Suffering from chronic back pain? Worry not, for you can now 'grow' a new spine, thanks to a revolutionary treatment.
Damaged discs, common among older people, occur when the discs between the vertebrae wear away, leaving them to rub against each other.
Until now few treatments have been available other than surgery - which has a high failure rate - or a lifetime on painkillers.
But now Swedish scientists have discovered how to regenerate the damaged discs in the back, which cause agony to sufferers.
They have found that stem cell therapy could help the discs to self-heal.
Stem cells are the body's building blocks and possess a unique ability to repair damaged tissue and bone.
In the latest study at Gothenburg University in Sweden, researchers found there were areas on the edge of the discs which have similar properties to stem cells.
Their experiments on animals showed healing in the discs and they hope to repeat the results in human tests.
"It is generally believed that cartilage has very little or no capacity to heal," the Sun quoted chief researcher Helena Barreto-Henriksson as saying.
"Our study found the transplanted stem cells survived and that there was a certain degree of healing in the disc."
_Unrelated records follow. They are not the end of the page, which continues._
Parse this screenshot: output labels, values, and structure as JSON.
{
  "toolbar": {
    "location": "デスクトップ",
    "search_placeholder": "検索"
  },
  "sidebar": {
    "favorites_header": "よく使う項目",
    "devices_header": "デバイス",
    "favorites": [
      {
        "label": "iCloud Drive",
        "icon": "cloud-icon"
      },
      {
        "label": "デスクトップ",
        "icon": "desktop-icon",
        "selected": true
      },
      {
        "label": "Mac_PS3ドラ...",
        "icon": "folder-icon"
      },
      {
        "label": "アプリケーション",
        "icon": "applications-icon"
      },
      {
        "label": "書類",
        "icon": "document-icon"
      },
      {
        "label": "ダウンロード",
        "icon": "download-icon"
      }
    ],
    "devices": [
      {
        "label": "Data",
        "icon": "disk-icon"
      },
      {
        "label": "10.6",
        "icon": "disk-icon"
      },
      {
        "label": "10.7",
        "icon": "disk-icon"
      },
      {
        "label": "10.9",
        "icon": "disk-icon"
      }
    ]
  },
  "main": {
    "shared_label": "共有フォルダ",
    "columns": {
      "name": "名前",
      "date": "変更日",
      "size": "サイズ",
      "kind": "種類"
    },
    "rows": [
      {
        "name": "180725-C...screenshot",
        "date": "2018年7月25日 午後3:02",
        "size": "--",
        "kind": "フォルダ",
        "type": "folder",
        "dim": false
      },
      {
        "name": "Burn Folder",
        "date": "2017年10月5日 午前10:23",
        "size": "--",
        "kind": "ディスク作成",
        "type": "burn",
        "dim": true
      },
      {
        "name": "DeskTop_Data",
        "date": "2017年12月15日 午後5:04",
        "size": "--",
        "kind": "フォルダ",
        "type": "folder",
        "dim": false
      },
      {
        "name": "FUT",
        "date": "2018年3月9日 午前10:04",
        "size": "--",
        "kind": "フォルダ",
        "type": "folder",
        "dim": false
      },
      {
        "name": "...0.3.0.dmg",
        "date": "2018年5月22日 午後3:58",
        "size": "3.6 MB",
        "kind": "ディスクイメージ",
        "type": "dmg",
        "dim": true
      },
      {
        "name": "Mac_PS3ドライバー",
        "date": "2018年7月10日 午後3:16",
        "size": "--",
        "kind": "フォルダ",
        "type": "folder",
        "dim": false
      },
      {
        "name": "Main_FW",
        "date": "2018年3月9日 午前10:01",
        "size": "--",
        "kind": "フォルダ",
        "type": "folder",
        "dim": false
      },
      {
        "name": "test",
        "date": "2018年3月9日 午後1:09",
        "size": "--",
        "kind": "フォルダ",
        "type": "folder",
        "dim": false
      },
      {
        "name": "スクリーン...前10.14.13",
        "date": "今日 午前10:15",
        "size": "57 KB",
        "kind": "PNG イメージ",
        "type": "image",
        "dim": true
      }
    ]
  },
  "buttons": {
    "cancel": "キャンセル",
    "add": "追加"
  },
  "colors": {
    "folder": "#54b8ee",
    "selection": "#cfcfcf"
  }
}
She added: "The advantage of such treatment over today's surgical approaches is that it would be a much simpler and less serious procedure for the patient."